Literary Devices in Because I Could Not Stop for Death
Personification of Death: One of the central poetic devices Dickinson uses in the poem is the personification of death. Like many poets before and since, Dickinson writes of death by bringing it down from the realm of abstraction into something more concrete. In “Because I could not stop for Death,” Dickinson makes death into “Death,” a gentleman riding in a horse-drawn carriage who picks up the speaker for a ride through the country. Thus death becomes a more malleable subject for the poet.

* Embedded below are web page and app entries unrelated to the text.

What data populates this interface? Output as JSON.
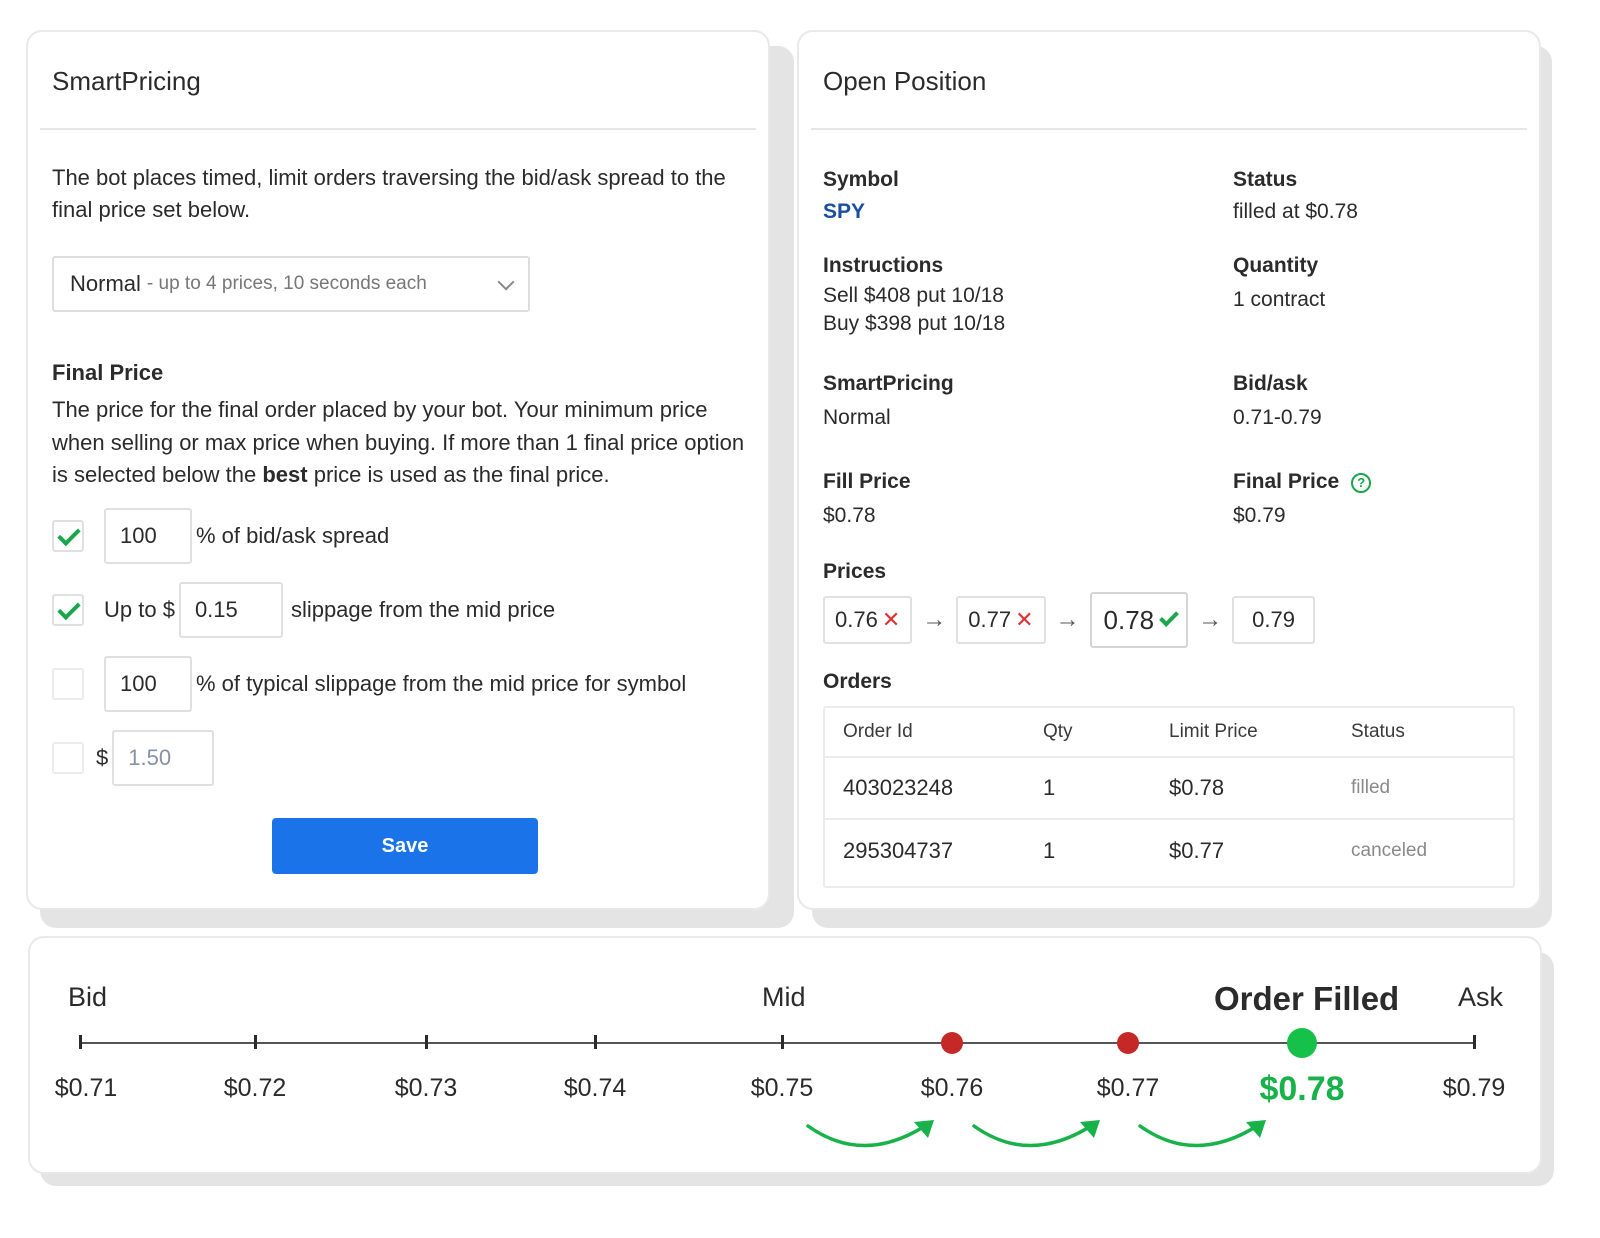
{
  "smart_pricing": {
    "title": "SmartPricing",
    "description": "The bot places timed, limit orders traversing the bid/ask spread to the final price set below.",
    "mode_select": {
      "value": "Normal",
      "detail": "- up to 4 prices, 10 seconds each"
    },
    "final_price": {
      "title": "Final Price",
      "desc_before": "The price for the final order placed by your bot. Your minimum price when selling or max price when buying. If more than 1 final price option is selected below the ",
      "desc_bold": "best",
      "desc_after": " price is used as the final price."
    },
    "options": [
      {
        "checked": true,
        "value": "100",
        "suffix": "% of bid/ask spread"
      },
      {
        "checked": true,
        "prefix": "Up to $",
        "value": "0.15",
        "suffix": "slippage from the mid price"
      },
      {
        "checked": false,
        "value": "100",
        "suffix": "% of typical slippage from the mid price for symbol"
      },
      {
        "checked": false,
        "prefix": "$",
        "value": "1.50"
      }
    ],
    "save_label": "Save"
  },
  "open_position": {
    "title": "Open Position",
    "symbol_label": "Symbol",
    "symbol_value": "SPY",
    "status_label": "Status",
    "status_value": "filled at $0.78",
    "instructions_label": "Instructions",
    "instructions_line1": "Sell $408 put 10/18",
    "instructions_line2": "Buy $398 put 10/18",
    "quantity_label": "Quantity",
    "quantity_value": "1 contract",
    "smartpricing_label": "SmartPricing",
    "smartpricing_value": "Normal",
    "bidask_label": "Bid/ask",
    "bidask_value": "0.71-0.79",
    "fill_price_label": "Fill Price",
    "fill_price_value": "$0.78",
    "final_price_label": "Final Price",
    "final_price_value": "$0.79",
    "help_glyph": "?",
    "prices_label": "Prices",
    "prices": [
      {
        "value": "0.76",
        "state": "rejected",
        "mark": "✕"
      },
      {
        "value": "0.77",
        "state": "rejected",
        "mark": "✕"
      },
      {
        "value": "0.78",
        "state": "filled"
      },
      {
        "value": "0.79",
        "state": "pending"
      }
    ],
    "arrow_glyph": "→",
    "orders_label": "Orders",
    "orders_columns": [
      "Order Id",
      "Qty",
      "Limit Price",
      "Status"
    ],
    "orders": [
      [
        "403023248",
        "1",
        "$0.78",
        "filled"
      ],
      [
        "295304737",
        "1",
        "$0.77",
        "canceled"
      ]
    ]
  },
  "timeline": {
    "bid_label": "Bid",
    "mid_label": "Mid",
    "filled_label": "Order Filled",
    "ask_label": "Ask",
    "ticks": [
      "$0.71",
      "$0.72",
      "$0.73",
      "$0.74",
      "$0.75",
      "$0.76",
      "$0.77",
      "$0.78",
      "$0.79"
    ],
    "rejected_prices": [
      "$0.76",
      "$0.77"
    ],
    "filled_price": "$0.78",
    "colors": {
      "rejected": "#c62828",
      "filled": "#16c14a",
      "arrow": "#18b24a"
    }
  }
}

Form, Rhyme, and Meter: Dickinson wrote “Because I could not stop for Death” in what is called “common meter,” a poetic form defined by alternating four-beat and three-beat lines. The lines are assembled into quatrains—four line stanzas—with a loose ABAB rhyme scheme. This form is typically used in nursery rhymes, giving the poem a light sing-song tone that lends levity to the otherwise heavy subject matter.

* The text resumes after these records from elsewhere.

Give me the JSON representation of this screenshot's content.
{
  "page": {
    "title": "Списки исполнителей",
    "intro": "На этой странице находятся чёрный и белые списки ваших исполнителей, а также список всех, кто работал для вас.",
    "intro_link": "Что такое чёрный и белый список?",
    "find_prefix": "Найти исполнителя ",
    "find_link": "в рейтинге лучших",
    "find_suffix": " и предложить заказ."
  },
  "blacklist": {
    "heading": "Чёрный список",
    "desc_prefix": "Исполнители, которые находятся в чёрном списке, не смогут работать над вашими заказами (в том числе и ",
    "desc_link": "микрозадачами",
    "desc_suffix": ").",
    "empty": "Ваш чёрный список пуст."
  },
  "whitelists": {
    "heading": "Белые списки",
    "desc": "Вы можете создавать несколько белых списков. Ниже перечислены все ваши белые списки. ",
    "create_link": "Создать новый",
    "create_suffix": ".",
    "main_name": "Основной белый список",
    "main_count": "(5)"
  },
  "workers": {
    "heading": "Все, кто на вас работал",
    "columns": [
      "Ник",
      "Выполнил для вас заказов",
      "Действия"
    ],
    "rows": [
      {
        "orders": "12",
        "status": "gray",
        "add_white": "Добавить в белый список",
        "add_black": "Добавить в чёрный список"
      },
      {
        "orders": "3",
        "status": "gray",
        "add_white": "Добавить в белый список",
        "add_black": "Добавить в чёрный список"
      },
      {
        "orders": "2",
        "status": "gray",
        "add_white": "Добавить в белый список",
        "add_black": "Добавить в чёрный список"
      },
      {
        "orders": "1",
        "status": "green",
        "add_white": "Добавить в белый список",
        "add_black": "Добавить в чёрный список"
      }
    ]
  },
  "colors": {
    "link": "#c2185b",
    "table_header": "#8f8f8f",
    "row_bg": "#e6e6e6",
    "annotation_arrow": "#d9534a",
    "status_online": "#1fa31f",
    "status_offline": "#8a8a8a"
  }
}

The Landscape of Life: One of the sustained metaphors—or conceits—in the poem is that of the landscape outside the carriage as life itself in its various stages of development. The sequential scenes of playing children, fields of grain, and the setting sun symbolize, childhood, adulthood, and elderhood, respectively.
Literary Devices Examples in Because I Could Not Stop for Death:

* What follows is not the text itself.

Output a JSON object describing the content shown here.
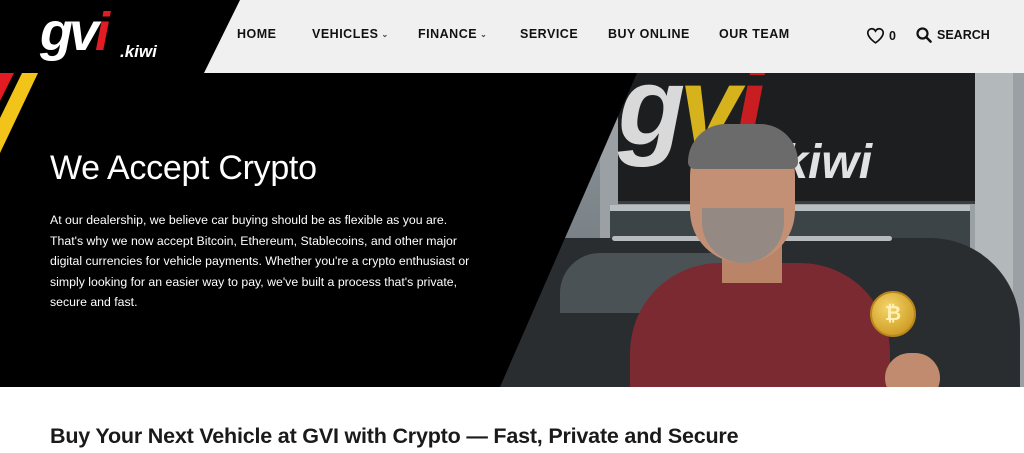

Text of the Poem 9
"and my leisure too,..." See in text (Text of the Poem)
Dickinson wrote this poem in what is known as “common meter”: an alternating pattern of four-beat and three-beat lines. Common meter gets its name from its frequent use in hymns and nursery rhymes. The poem “Because I could not stop for Death” evokes the feeling of a nursery rhyme, a form intended for both education and fun, both labor and leisure. In the words of the Roman poet Horace, poetry’s aim is to delight and instruct. If we were to imagine Dickinson as the passenger, poetry would be her “labor and [her] leisure too.”
"'tis centuries..." See in text (Text of the Poem)
Here, the speaker describes her experience of time as lasting an eternity. Centuries go by and feel like mere days. In this way, she becomes the unembodied “immortality” at the beginning of the poem; in death she finds immortality.
"Were toward eternity...." See in text (Text of the Poem)
In this final line, the three metrical beats fall on syllables beginning with “t.” When read aloud, the line sounds like a clock, with a rhythmic ticking of t sounds. These sounds beautifully evoke the horses’ headlong trot through time. This use of alliteration on metrical beats is a poetic signature of Anglo-Saxon verse.
"Immortality...." See in text (Text of the Poem)
The structure of this poem comprises of a fairly straightforward ABCD rhyme scheme. A number of these rhymes are slant rhymes or half rhymes, which means that either the consonants or vowels of stressed syllables are identical. The rhyme structure creates a largely gentle, lilting tone, which further supports the treatment of death as a gentle presence. However, these slant rhymes offer moments of discord, where the last line of the stanza is slightly imperfect or out of place. This discord foreshadows the notion of death as something that, while natural, will inevitably and permanently remove the speaker from the natural progression of life itself.
"[...]..." See in text (Text of the Poem)
In the Loomis Todd and Higginson version of this poem, they omit an entire stanza that describes the speaker’s feeling cold after the carriage passes the sun. The omitted stanza begins “Or rather, he passed us,” inverting the previous line which describes the carriage passing by the setting sun. This image is important as it describes how the speaker and the carriage are now separate from the natural cycle of life. The line implies that the carriage now stands still while the living world passes them by. This inversion foreshadows the pausing of the next line, where the speaker find herself motionless at her final resting place.
"surmised..." See in text (Text of the Poem)
"The verb “surmised” means imagined, supposed, or inferred. The entirety of the poem represents the course of the day of her death, during which she infers her journey is towards eternity. In this way, the short space of the poem and the short time one might spend reading the poem mimics the shortness of the speaker’s last day; in turn, this emphasizes the timeless feeling of eternity.
"played..." See in text (Text of the Poem)
This stanza may be read as a symbolic allegory for the natural progression of life. The image of playing children demonstrates the carefree activity of youth. The active role of the children deliberately contrasts with the passive role of the speaker, emphasized by the repetition of the past-tense verb “passed.”
"haste..." See in text (Text of the Poem)
In this context, the noun “haste” means “rush or “hurry.” By describing Death as knowing no haste, the speaker is commenting on the slow, leisurely pace of their journey. This description serves to further personify Death as a courteous gentleman, a sentiment echoed in the last line of this stanza. This furthers the notion that death is not something to be feared, but rather a natural end to the progression of life.
"kindly..." See in text (Text of the Poem)
Death and dying are central themes throughout a large portion of Dickinson’s poetry. In the first stanza of this poem, Death is personified as a gentleman caller, who kindly invites the speaker into his carriage. By personifying death as a physical figure, and one that is kind and courteous, the poet subverts traditional notions of death as terrifying or evil, to instead present death as a natural and inevitable part of life.